Teachers: Don’t plan for normal lessons until you know your class are ready. Instead, allow plenty of time for children to talk about their experiences and fears. The key priority will be the children’s wellbeing, so design activities that can explore how they are feeling allowing them to realise that talking about this event is OK.
There is a strong possibility that members of our school community will have suffered loss during the period of lockdown. Leaders and teachers must be ready to deal with this when we return.
Leaders: Make sure, by speaking to your staff, you are aware of who has suffered loss and who will need extra support when we return to work. Begin to find high quality resources for dealing with loss with the staff in staff meetings and the children during lesson time. Also, enlist the support of Educational Psychologists to support you in getting this right.
Teachers: Begin to source resources that you know will be well received by your class as a whole. Many children’s charity websites have resources and lesson plans for dealing with loss and bereavement. Also be very clear which individuals have suffered loss whilst we’ve you’ve been apart as they will probably need 1:1 time and additional support.

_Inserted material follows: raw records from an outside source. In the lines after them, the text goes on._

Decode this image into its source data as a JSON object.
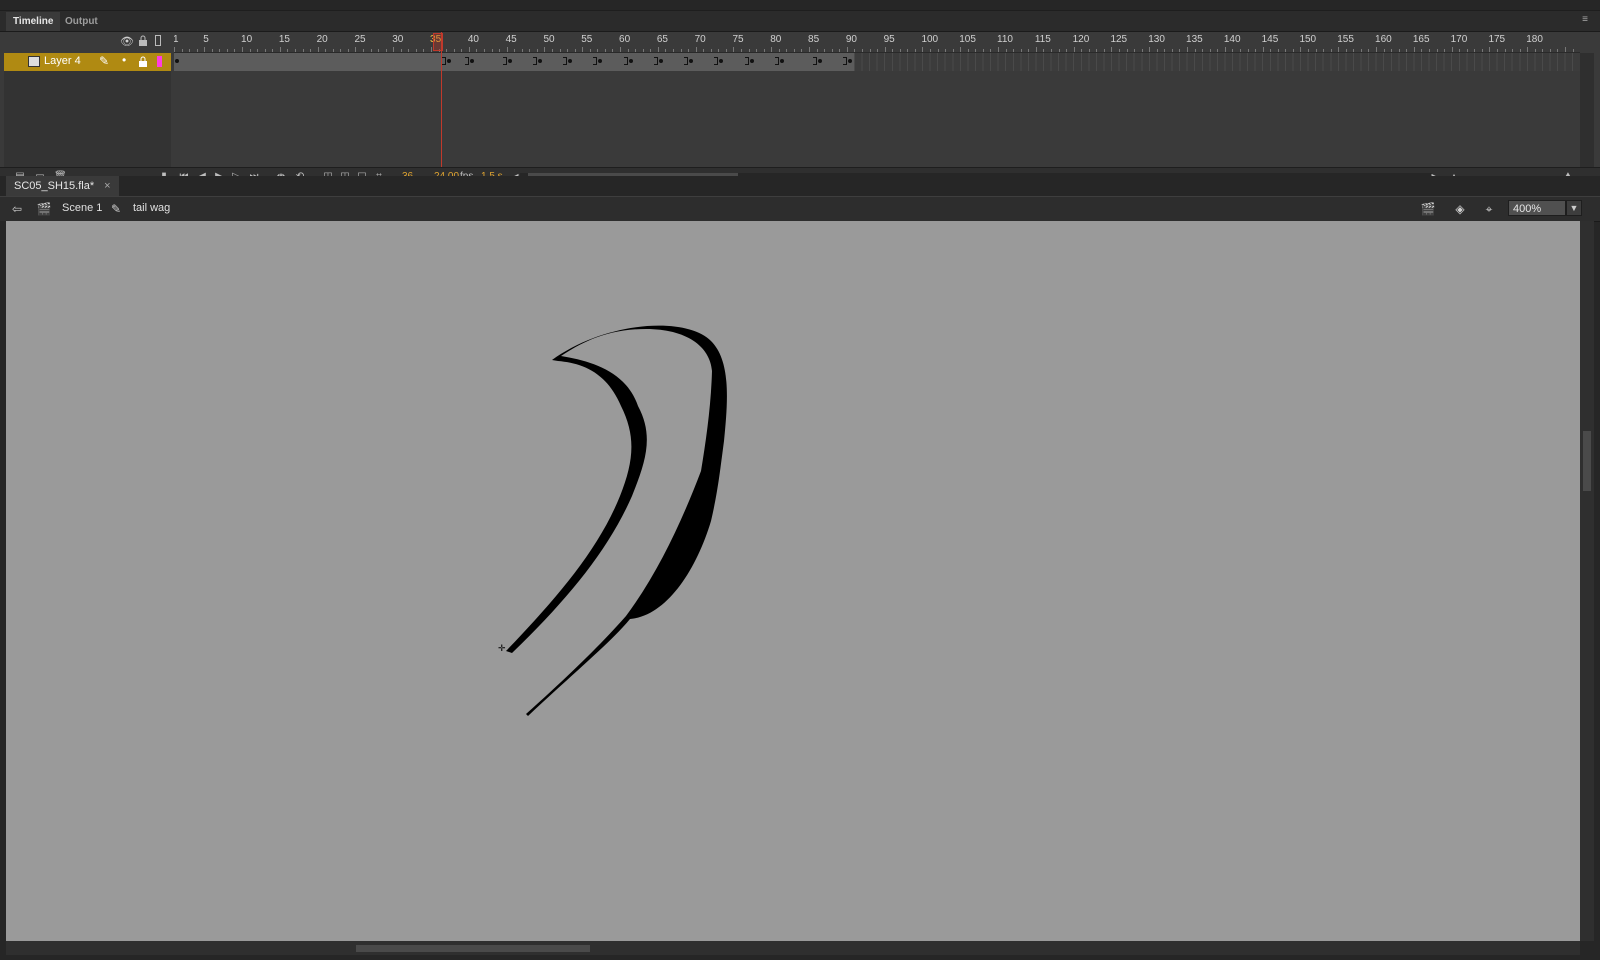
{
  "panel": {
    "tabs": [
      {
        "label": "Timeline",
        "active": true
      },
      {
        "label": "Output",
        "active": false
      }
    ]
  },
  "timeline": {
    "ruler_labels": [
      "1",
      "5",
      "10",
      "15",
      "20",
      "25",
      "30",
      "35",
      "40",
      "45",
      "50",
      "55",
      "60",
      "65",
      "70",
      "75",
      "80",
      "85",
      "90",
      "95",
      "100",
      "105",
      "110",
      "115",
      "120",
      "125",
      "130",
      "135",
      "140",
      "145",
      "150",
      "155",
      "160",
      "165",
      "170",
      "175",
      "180"
    ],
    "current_frame_marker": "35",
    "layer": {
      "name": "Layer 4",
      "outline_color": "#ff3ce0"
    },
    "keyframe_frames": [
      1,
      37,
      40,
      45,
      49,
      53,
      57,
      61,
      65,
      69,
      73,
      77,
      81,
      86,
      90
    ],
    "bottom": {
      "current_frame": "36",
      "fps": "24.00",
      "fps_unit": "fps",
      "elapsed": "1.5 s"
    }
  },
  "document": {
    "tab_label": "SC05_SH15.fla*",
    "close": "×"
  },
  "editbar": {
    "scene": "Scene 1",
    "symbol": "tail wag",
    "zoom": "400%"
  },
  "colors": {
    "playhead": "#c0392b",
    "layer_highlight": "#b08a12",
    "stage": "#9a9a9a",
    "accent_text": "#e0a430"
  }
}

Catching up on lost learning cannot happen until the school’s expectations are back in place. During lockdown, children will have had differing experiences. Some children have continued to come to school, some have been taught consistently at home and others will have had less structure. The first priority will be reminding children of the school’s rules, expectations and routines. Continual practice and relentless consistency is the only way you can get these things back. Dedicate assemblies and class time to practicing school rules and make sure every member of staff positively models and reinforces these expectations
Children will return to school from a variety of scenarios and we need to work hard to understand whether any children need support. Domestic abuse cases have risen during lockdown, so we need to be vigilant about children who may have experienced this. Also, being at home will have allowed our children to be online more so we have to plan in ways to explore online abuse and online bullying.
Leaders: Ensure your staff’s safeguarding training is up to date ready for the return to school. There are many online refresher courses that can be completed and ‘Keeping Children Safe in Education’ is always a good place to start. Also, consider contacting your Local Safeguarding Team for an update on your cohorts. You don’t have to wait for them to ring you if you want to plan ahead to support your children.
Teachers: Be hyper vigilant and remember how to spot signs of abuse. Also, remember how we should respond should a child disclose something. Your school’s designated safeguarding lead is the best person to speak to about any concerns you may have. Consider increasing the amount of lessons that tackle online abuse and bullying so that children can spot these signs.
Even when schools re-open, normality will be a long way off. Initially Focussing on the social, emotional and mental health needs of our staff and children will be the only way we can navigate the long road to normality.